1861-62 THE HARDEST WINTER
The winter of 1861-62, pioneers the length of Washington Territory agreed, was the “hardest.” Its effects here in Seattle, at least, were still not recorded although might have been were it not for the mortality of Seattle’s first photographer, E.A. Clark. Apparently, the earliest surviving photograph of Seattle is dated 1859. It is of Henry and Sarah Yesler’s home at the northeast corner James and First in Pioneer Place (or Square if you prefer). It is, I believe, a “conventional date” for I have never come upon any evidence that confirms it, such as a first person description by Clark, the sometime school teacher, and justice of the peace. Clark also took a second surviving photograph of Seattle: another portrait of the Yesler Home. It shows some additions that were probably made in the winter of 1859-60.

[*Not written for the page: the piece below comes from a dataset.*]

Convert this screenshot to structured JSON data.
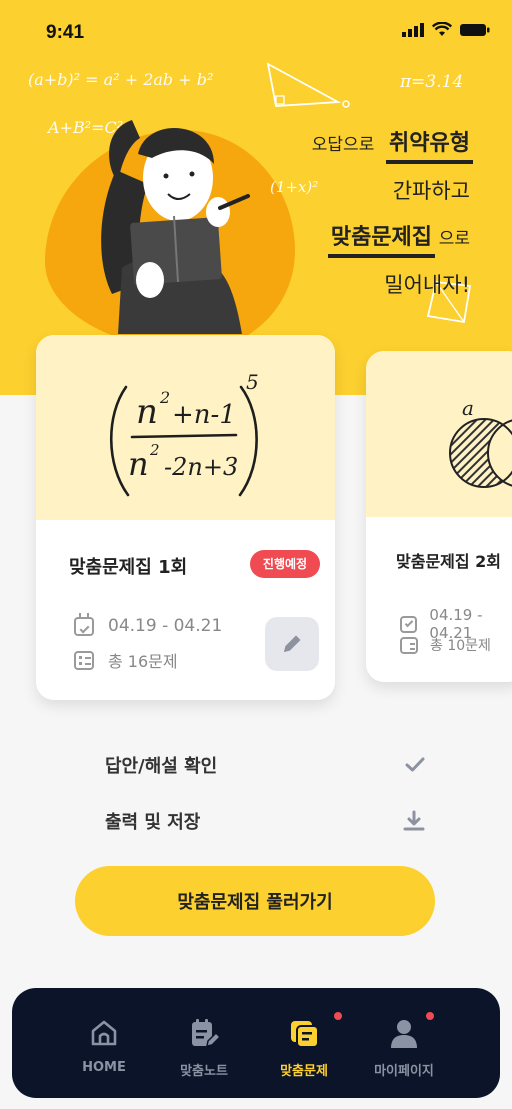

Most likely E. A. Clark made other daguerreotypes, and most of them would have been portraits, for personal vanity and/or identity has ever been the greatest market for photographs – not cityscape. The daguerreotype, this earliest of truly functional photographic processes, was introduced to the French Academy in 1839 and purchased by it for “posterity.” It produced finely detailed images that were one-of-a-kind and so not repeatable, unless themselves copied. That is, there was no negative to make multiple identical copies from the same source. Every daguerrotype was more than rare, it was peculiar. And they were also easily broken. In sum Clark may have made numerous impressions hereabouts but, apparently, none of them survive except the two “portraits” of the Yesler home, and perhaps Clark’s own self-portrait. And these two – or three – are themselves copies. The original glass-front recordings in all their singular jewel-like clarity do not survive.
Surely no Clark picture of our coldest season survives, for by then the photographer had himself been cold for months. Clark died soon after he took the second impression of the Yesler home. He was still a young man. An April 27, 1860 Pioneer and Democrat obituary noted that “he had been engaged in the Daguerrean business for several years and leaves numerous traces of his skill in that art. He was about 32 years of age and leaves numerous friends to mourn his loss.” If the Olympia newspaper’s report is correct then we may mourn also the loss of his work and wonder what might have been revealed. Clark came to Seattle very early, in 1852.
The hardest winter started with heavy rains and flooding, and then it snowed and snowed. The ground was hidden for three months. Lake Union froze over and piled with snow. Green Lake, what little was known of it, was also covered. Nature was consistently cruel. Feed was exhausted and statewide there was wide destruction of both livestock and vermin. In Seattle the men, at least, could keep warm helping build Henry Yesler’s first sawmill near what is now the northwest corner of First Avenue and Yesler Way. The mill was ready late in March and began cutting on the 26th. Most of Seattle’s pioneers worked for Yesler in those first years of the community.